### Exercise description:
The data must be given again exactly as written, with all images omitted.

### Data provided:
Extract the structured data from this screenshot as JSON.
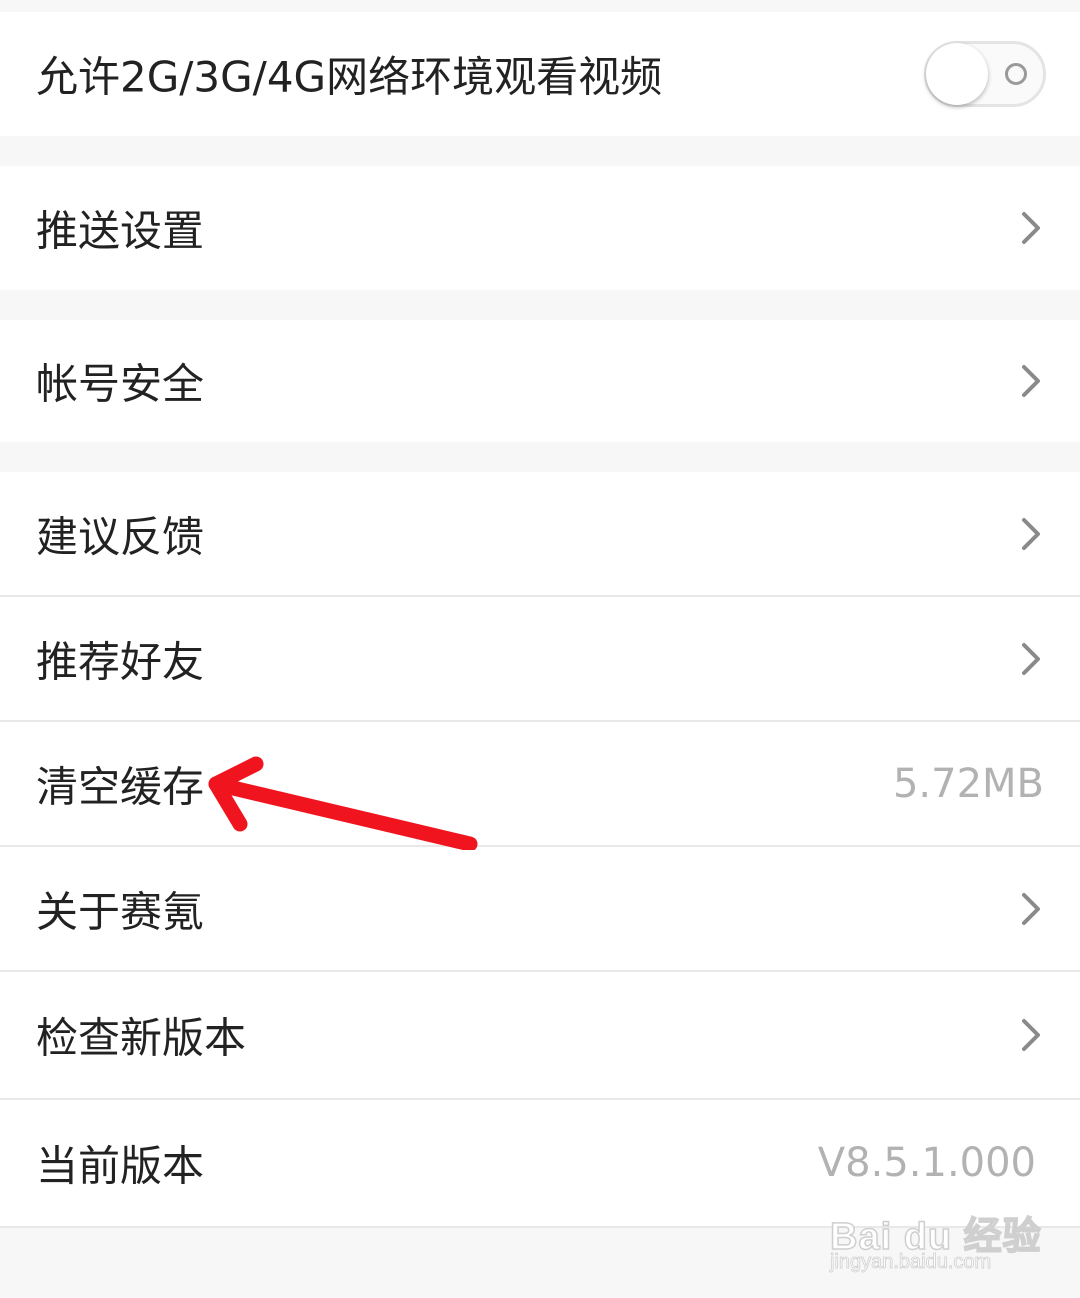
{
  "settings": {
    "network_video": {
      "label": "允许2G/3G/4G网络环境观看视频",
      "toggle_on": false
    },
    "push": {
      "label": "推送设置",
      "icon": "chevron-right-icon"
    },
    "account_security": {
      "label": "帐号安全",
      "icon": "chevron-right-icon"
    },
    "feedback": {
      "label": "建议反馈",
      "icon": "chevron-right-icon"
    },
    "recommend_friends": {
      "label": "推荐好友",
      "icon": "chevron-right-icon"
    },
    "clear_cache": {
      "label": "清空缓存",
      "value": "5.72MB"
    },
    "about": {
      "label": "关于赛氪",
      "icon": "chevron-right-icon"
    },
    "check_update": {
      "label": "检查新版本",
      "icon": "chevron-right-icon"
    },
    "current_version": {
      "label": "当前版本",
      "value": "V8.5.1.000"
    }
  },
  "annotation": {
    "arrow_color": "#f0141e"
  },
  "watermark": {
    "brand": "Bai du 经验",
    "url": "jingyan.baidu.com"
  },
  "colors": {
    "background": "#f7f7f7",
    "row_background": "#ffffff",
    "label_text": "#222222",
    "value_text": "#b2b2b2",
    "divider": "#e8e8e8"
  }
}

### Written answer:
Extract the structured data from this screenshot as JSON.
{
  "settings": {
    "network_video": {
      "label": "允许2G/3G/4G网络环境观看视频",
      "toggle_on": false
    },
    "push": {
      "label": "推送设置",
      "icon": "chevron-right-icon"
    },
    "account_security": {
      "label": "帐号安全",
      "icon": "chevron-right-icon"
    },
    "feedback": {
      "label": "建议反馈",
      "icon": "chevron-right-icon"
    },
    "recommend_friends": {
      "label": "推荐好友",
      "icon": "chevron-right-icon"
    },
    "clear_cache": {
      "label": "清空缓存",
      "value": "5.72MB"
    },
    "about": {
      "label": "关于赛氪",
      "icon": "chevron-right-icon"
    },
    "check_update": {
      "label": "检查新版本",
      "icon": "chevron-right-icon"
    },
    "current_version": {
      "label": "当前版本",
      "value": "V8.5.1.000"
    }
  },
  "annotation": {
    "arrow_color": "#f0141e"
  },
  "watermark": {
    "brand": "Bai du 经验",
    "url": "jingyan.baidu.com"
  },
  "colors": {
    "background": "#f7f7f7",
    "row_background": "#ffffff",
    "label_text": "#222222",
    "value_text": "#b2b2b2",
    "divider": "#e8e8e8"
  }
}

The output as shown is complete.